START Entries shown

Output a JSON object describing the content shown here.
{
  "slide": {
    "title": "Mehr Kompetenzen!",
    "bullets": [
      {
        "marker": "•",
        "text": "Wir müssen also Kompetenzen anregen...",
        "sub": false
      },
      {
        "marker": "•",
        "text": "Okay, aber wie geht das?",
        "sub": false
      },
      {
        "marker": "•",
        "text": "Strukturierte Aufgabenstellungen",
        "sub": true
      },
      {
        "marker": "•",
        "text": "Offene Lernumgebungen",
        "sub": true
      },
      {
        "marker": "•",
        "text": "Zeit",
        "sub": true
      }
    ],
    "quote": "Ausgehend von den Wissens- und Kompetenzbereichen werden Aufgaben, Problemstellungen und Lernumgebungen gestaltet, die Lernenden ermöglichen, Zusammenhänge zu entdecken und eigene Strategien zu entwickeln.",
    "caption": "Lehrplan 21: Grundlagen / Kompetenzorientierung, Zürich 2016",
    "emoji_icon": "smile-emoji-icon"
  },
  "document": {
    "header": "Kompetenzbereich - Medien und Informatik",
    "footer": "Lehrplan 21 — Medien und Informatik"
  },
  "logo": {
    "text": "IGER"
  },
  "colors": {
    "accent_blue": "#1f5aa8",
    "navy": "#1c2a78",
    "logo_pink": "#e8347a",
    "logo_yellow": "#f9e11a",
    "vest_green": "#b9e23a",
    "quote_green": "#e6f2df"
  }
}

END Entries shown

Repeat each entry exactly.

Output a JSON object describing the content shown here.
{
  "slide": {
    "title": "Mehr Kompetenzen!",
    "bullets": [
      {
        "marker": "•",
        "text": "Wir müssen also Kompetenzen anregen...",
        "sub": false
      },
      {
        "marker": "•",
        "text": "Okay, aber wie geht das?",
        "sub": false
      },
      {
        "marker": "•",
        "text": "Strukturierte Aufgabenstellungen",
        "sub": true
      },
      {
        "marker": "•",
        "text": "Offene Lernumgebungen",
        "sub": true
      },
      {
        "marker": "•",
        "text": "Zeit",
        "sub": true
      }
    ],
    "quote": "Ausgehend von den Wissens- und Kompetenzbereichen werden Aufgaben, Problemstellungen und Lernumgebungen gestaltet, die Lernenden ermöglichen, Zusammenhänge zu entdecken und eigene Strategien zu entwickeln.",
    "caption": "Lehrplan 21: Grundlagen / Kompetenzorientierung, Zürich 2016",
    "emoji_icon": "smile-emoji-icon"
  },
  "document": {
    "header": "Kompetenzbereich - Medien und Informatik",
    "footer": "Lehrplan 21 — Medien und Informatik"
  },
  "logo": {
    "text": "IGER"
  },
  "colors": {
    "accent_blue": "#1f5aa8",
    "navy": "#1c2a78",
    "logo_pink": "#e8347a",
    "logo_yellow": "#f9e11a",
    "vest_green": "#b9e23a",
    "quote_green": "#e6f2df"
  }
}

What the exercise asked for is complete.